by Sarah Rose
For All the Tea in China: How England Stole the World's Favorite Drink and Changed History By Sarah Rose Hardcover, 272 pages Viking Adult List price: $25.95
Shanghai to Hangzhou, September 1848
Fortune was patient as the coolie attended to his new coif. A small blue and white tea bowl sat nearby on a dusty crate, and swirling its sediment of leaves, Fortune spilled the cooling liquid out onto the dirty deck. Floors were the place to toss garbage in China, it seemed, and he was consciously trying to behave in the Chinese manner to make his disguise credible. And so, in the Chinese way, he had warmed the porcelain bowl by rinsing it with the hot water. Green tea was not Fortune's preference, absent the civilized comforts of milk and sugar, but he was coming to appreciate the custom of drinking it plain and unadulterated.
Fortune was a constant curiosity when traveling as a Westerner. To the Chinese, the Scotsman looked grotesque. He was tall, his nose was much longer than a nose need be, and his eyes were too round; although round eyes were generally considered a sign of intelligence, Fortune, with his halting Chinese, would have sounded like a child to them. Even the simple act of eating brought him unwanted attention. 'He eats and drinks like ourselves,' observed one member of a crowd, watching him on his first trip, Fortune recalled. "Look,' said two or three behind me who had been examining the back part of my head rather attentively, 'look here, the stranger has no tail'; then the whole crowd, women and children included, had to come round to me to see if it was really a fact that I had no tail.'
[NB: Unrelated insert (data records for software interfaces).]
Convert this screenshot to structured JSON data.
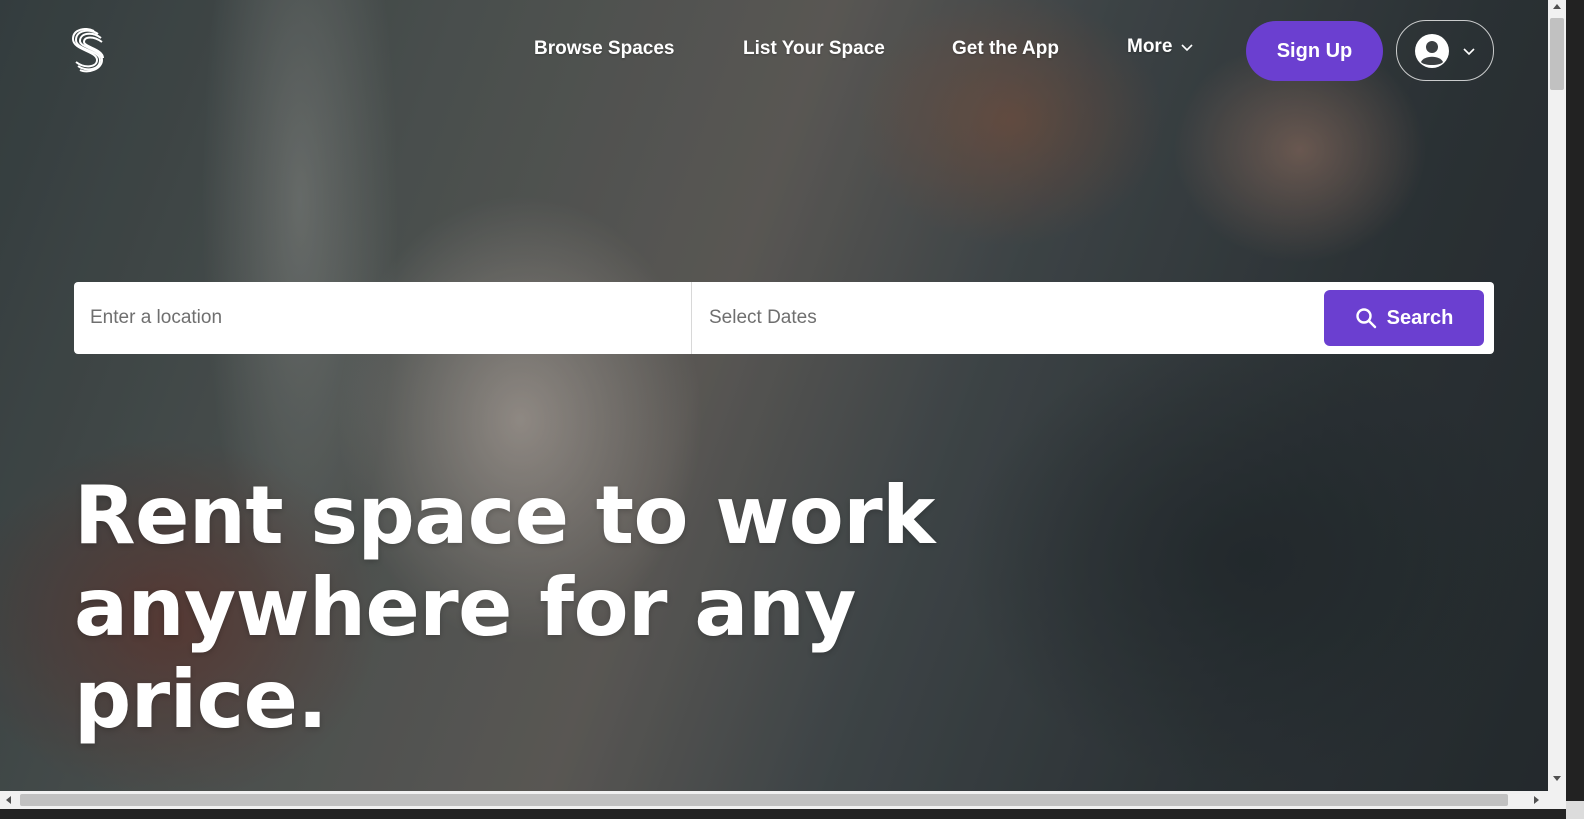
{
  "brand": {
    "logo_icon": "stylized-s-logo-icon",
    "accent_color": "#6b3fd0"
  },
  "nav": {
    "browse": "Browse Spaces",
    "list": "List Your Space",
    "app": "Get the App",
    "more": "More",
    "signup": "Sign Up",
    "account_icon": "user-circle-icon"
  },
  "search": {
    "location_placeholder": "Enter a location",
    "dates_placeholder": "Select Dates",
    "button_label": "Search",
    "button_icon": "search-icon"
  },
  "hero": {
    "headline": "Rent space to work anywhere for any price.",
    "background": "barber shaving client photo"
  }
}
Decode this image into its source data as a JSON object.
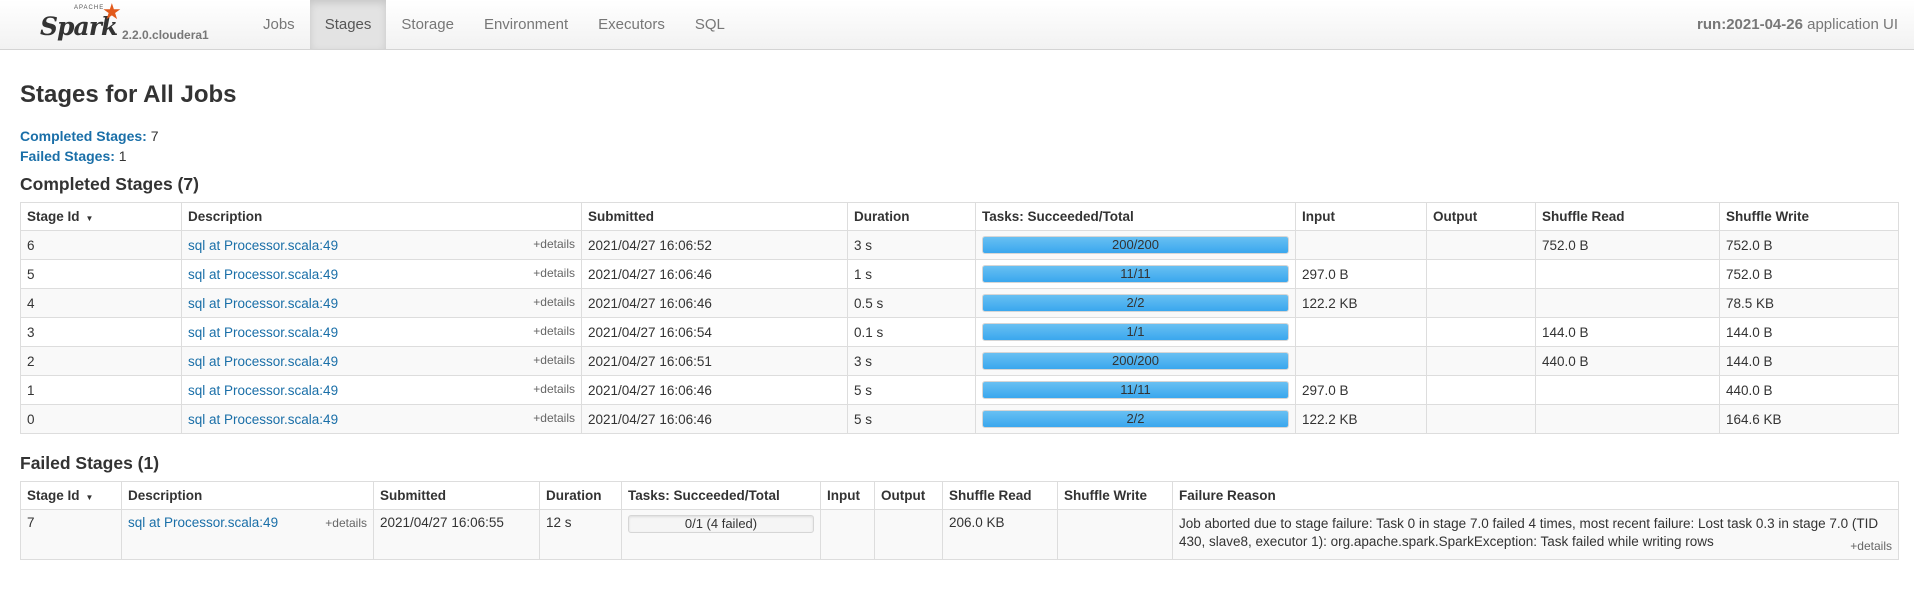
{
  "brand": {
    "apache": "APACHE",
    "name": "Spark",
    "version": "2.2.0.cloudera1"
  },
  "nav": [
    {
      "label": "Jobs"
    },
    {
      "label": "Stages",
      "active": true
    },
    {
      "label": "Storage"
    },
    {
      "label": "Environment"
    },
    {
      "label": "Executors"
    },
    {
      "label": "SQL"
    }
  ],
  "app": {
    "name": "run:2021-04-26",
    "suffix": " application UI"
  },
  "page": {
    "title": "Stages for All Jobs"
  },
  "summary": {
    "completed_label": "Completed Stages:",
    "completed_count": " 7",
    "failed_label": "Failed Stages:",
    "failed_count": " 1"
  },
  "completed": {
    "title": "Completed Stages (7)",
    "headers": [
      "Stage Id",
      "Description",
      "Submitted",
      "Duration",
      "Tasks: Succeeded/Total",
      "Input",
      "Output",
      "Shuffle Read",
      "Shuffle Write"
    ],
    "rows": [
      {
        "id": "6",
        "desc": "sql at Processor.scala:49",
        "details": "+details",
        "submitted": "2021/04/27 16:06:52",
        "duration": "3 s",
        "tasks": "200/200",
        "progress": 1.0,
        "input": "",
        "output": "",
        "shuffle_read": "752.0 B",
        "shuffle_write": "752.0 B"
      },
      {
        "id": "5",
        "desc": "sql at Processor.scala:49",
        "details": "+details",
        "submitted": "2021/04/27 16:06:46",
        "duration": "1 s",
        "tasks": "11/11",
        "progress": 1.0,
        "input": "297.0 B",
        "output": "",
        "shuffle_read": "",
        "shuffle_write": "752.0 B"
      },
      {
        "id": "4",
        "desc": "sql at Processor.scala:49",
        "details": "+details",
        "submitted": "2021/04/27 16:06:46",
        "duration": "0.5 s",
        "tasks": "2/2",
        "progress": 1.0,
        "input": "122.2 KB",
        "output": "",
        "shuffle_read": "",
        "shuffle_write": "78.5 KB"
      },
      {
        "id": "3",
        "desc": "sql at Processor.scala:49",
        "details": "+details",
        "submitted": "2021/04/27 16:06:54",
        "duration": "0.1 s",
        "tasks": "1/1",
        "progress": 1.0,
        "input": "",
        "output": "",
        "shuffle_read": "144.0 B",
        "shuffle_write": "144.0 B"
      },
      {
        "id": "2",
        "desc": "sql at Processor.scala:49",
        "details": "+details",
        "submitted": "2021/04/27 16:06:51",
        "duration": "3 s",
        "tasks": "200/200",
        "progress": 1.0,
        "input": "",
        "output": "",
        "shuffle_read": "440.0 B",
        "shuffle_write": "144.0 B"
      },
      {
        "id": "1",
        "desc": "sql at Processor.scala:49",
        "details": "+details",
        "submitted": "2021/04/27 16:06:46",
        "duration": "5 s",
        "tasks": "11/11",
        "progress": 1.0,
        "input": "297.0 B",
        "output": "",
        "shuffle_read": "",
        "shuffle_write": "440.0 B"
      },
      {
        "id": "0",
        "desc": "sql at Processor.scala:49",
        "details": "+details",
        "submitted": "2021/04/27 16:06:46",
        "duration": "5 s",
        "tasks": "2/2",
        "progress": 1.0,
        "input": "122.2 KB",
        "output": "",
        "shuffle_read": "",
        "shuffle_write": "164.6 KB"
      }
    ]
  },
  "failed": {
    "title": "Failed Stages (1)",
    "headers": [
      "Stage Id",
      "Description",
      "Submitted",
      "Duration",
      "Tasks: Succeeded/Total",
      "Input",
      "Output",
      "Shuffle Read",
      "Shuffle Write",
      "Failure Reason"
    ],
    "rows": [
      {
        "id": "7",
        "desc": "sql at Processor.scala:49",
        "details": "+details",
        "submitted": "2021/04/27 16:06:55",
        "duration": "12 s",
        "tasks": "0/1 (4 failed)",
        "progress": 0.0,
        "input": "",
        "output": "",
        "shuffle_read": "206.0 KB",
        "shuffle_write": "",
        "reason": "Job aborted due to stage failure: Task 0 in stage 7.0 failed 4 times, most recent failure: Lost task 0.3 in stage 7.0 (TID 430, slave8, executor 1): org.apache.spark.SparkException: Task failed while writing rows",
        "reason_details": "+details"
      }
    ]
  }
}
Not surprisingly, his servants insisted that they would join him only if he took steps to disguise himself upon leaving Shanghai. 'They were quite willing to accompany me, only stipulating that I should discard my English costume and adopt the dress of the country. I knew this was indispensable if I wished to accomplish the object in view and readily acceded to the terms.'
The style of the day required that all ethnic Chinese men shave the front of their heads as an act of fealty to the emperor. The tonsure of nearly 200 million people was a potent symbol of the invading Manchurian court's power over the individual. The Qing emperors used the edict as a way of controlling the population, of transforming a multiethnic, heterodox society into a conforming one. Refusing to be shaven was considered an act of sedition.
Having finished attaching the queue, the coolie now took his rusty razor to the front of Fortune's head and began to create a new, higher hairline for him. 'He did not shave, he actually scraped my poor head until the tears came running down my cheeks and I cried out with pain,' Fortune wrote. 'I suppose I must be the first person upon whom he had ever operated, and I am charitable enough to wish most sincerely I may be the last.'
On that first day of his journey, Fortune reviewed the itinerary and the rationale for his offensive. The job would require several years in China to complete. To jump-start production in the East India Company's tea gardens, it was critical that he bring back several thousand tea plants, many thousand more seeds, plus the highly specialized techniques of Chinese tea growing and manufacturing. He would somehow have to persuade workers from the finest factories to leave their homes and accompany him to India.
Before Fortune could identify the perfect tea recipe, however, he needed to obtain the basic ingredients themselves: the finest classes of tea that China had to offer, both green and black. To this end he decided to make at least two separate tea-hunting trips — one each for green tea and black tea, for the two were never grown together in the same region. Green tea and black tea required different growing conditions, Fortune believed. The best green tea was in the north, whereas the best black came from mountains in southern China.
From For All The Tea in China: How England Stole the World's Favorite Drink and Changed History by Sarah Rose. Copyright 2010 by Sarah Rose. Reprinted by arrangement with Viking, a member of Penguin Group (USA) Inc.